His outrage was explosive! Publicly chastised, his eyes glared with resentment. And, there I stood – guilty of poking the eye of the tiger with a (judgement) stick.
So now, standing up straight, to the full extent of his six-foot frame, he rained down on me a tirade of expletives… hissing out the words, “Then, when is the right time?” I stood transfixed: my mind playing a ‘Lightfoot’ soundtrack… about waves turning minutes to hours.
Locked within each other’s gaze, I searched his eyes to discern what he was truly feeling. What I saw haunts me still: a belittled man fighting for survival… with precious little to call his own, except his dignity, which I’d just demeaned.
“He’s not selling any alibis / As you stare into the vacuum of his eyes”
~ Like a Rolling Stone by Bob Dylan
Still, my pride wouldn’t let it go. What was the right time? It was what he, me and everyone knew:

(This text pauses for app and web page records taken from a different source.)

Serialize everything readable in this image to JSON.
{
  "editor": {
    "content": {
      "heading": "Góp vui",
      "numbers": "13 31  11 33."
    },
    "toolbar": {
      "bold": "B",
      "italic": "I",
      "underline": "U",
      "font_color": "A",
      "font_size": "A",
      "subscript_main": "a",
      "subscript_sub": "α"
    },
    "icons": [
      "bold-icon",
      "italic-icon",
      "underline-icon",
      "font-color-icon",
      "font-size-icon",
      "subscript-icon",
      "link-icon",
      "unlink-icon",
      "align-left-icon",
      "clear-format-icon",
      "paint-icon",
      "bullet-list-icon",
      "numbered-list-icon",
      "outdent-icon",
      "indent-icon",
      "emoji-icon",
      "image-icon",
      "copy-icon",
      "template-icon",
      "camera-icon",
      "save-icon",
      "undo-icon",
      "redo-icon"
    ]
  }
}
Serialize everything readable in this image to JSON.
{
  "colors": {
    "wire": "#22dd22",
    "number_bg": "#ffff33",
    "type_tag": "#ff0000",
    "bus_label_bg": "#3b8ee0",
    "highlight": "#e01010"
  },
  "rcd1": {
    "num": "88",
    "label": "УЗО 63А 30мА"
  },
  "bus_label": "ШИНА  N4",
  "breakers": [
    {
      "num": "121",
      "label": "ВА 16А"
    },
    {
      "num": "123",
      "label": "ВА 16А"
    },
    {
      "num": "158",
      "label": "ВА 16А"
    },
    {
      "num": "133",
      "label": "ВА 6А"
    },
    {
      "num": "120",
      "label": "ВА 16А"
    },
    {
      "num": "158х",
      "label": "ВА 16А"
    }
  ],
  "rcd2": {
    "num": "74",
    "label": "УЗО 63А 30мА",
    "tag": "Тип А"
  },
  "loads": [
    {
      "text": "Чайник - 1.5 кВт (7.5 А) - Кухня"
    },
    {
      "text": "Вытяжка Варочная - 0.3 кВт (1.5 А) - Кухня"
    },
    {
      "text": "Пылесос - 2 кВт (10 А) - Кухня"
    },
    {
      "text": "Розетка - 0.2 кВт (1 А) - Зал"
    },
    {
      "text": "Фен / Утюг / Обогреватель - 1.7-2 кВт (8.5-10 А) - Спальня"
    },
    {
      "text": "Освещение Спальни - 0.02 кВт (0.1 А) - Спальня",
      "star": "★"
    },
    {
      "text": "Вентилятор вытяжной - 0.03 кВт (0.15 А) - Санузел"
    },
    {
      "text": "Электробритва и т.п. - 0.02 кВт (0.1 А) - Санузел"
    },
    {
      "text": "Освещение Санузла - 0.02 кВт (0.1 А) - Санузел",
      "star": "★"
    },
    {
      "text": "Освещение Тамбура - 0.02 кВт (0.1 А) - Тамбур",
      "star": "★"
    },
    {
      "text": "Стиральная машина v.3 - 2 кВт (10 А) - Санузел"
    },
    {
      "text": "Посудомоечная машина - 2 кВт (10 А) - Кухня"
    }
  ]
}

Years ago, I interviewed Order of Canada recipient Anna Kaljas. For years, hundreds of homeless people have stayed in her Kitchener homes – that include homemade meals. She asked, “Why do people put them down? – they’ve been put down all their lives.” Saying, they’ve places for stray cats and dogs; yet, no room for those unlucky enough to find themselves out on the street… looking for shelters and food banks.
And, even though we may not have homes to offer; may we still have room in our hearts for caring.
Photo is pixabay creative commons
First published at fredparry.ca
Guest Author Bio
Fred Parry lives in Southern Ontario. He is a lover of people and a collector of stories, music, wisdom, and grandchildren. His newspaper column, Music in Me, can be found in ‘The New Hamburg Independent’ Metroland Media. His book, ‘The Music In Me’ (2013) Friesen Press is Available from Amazon and Indigo / Chapters.
Blog / Website: www.fredparry.ca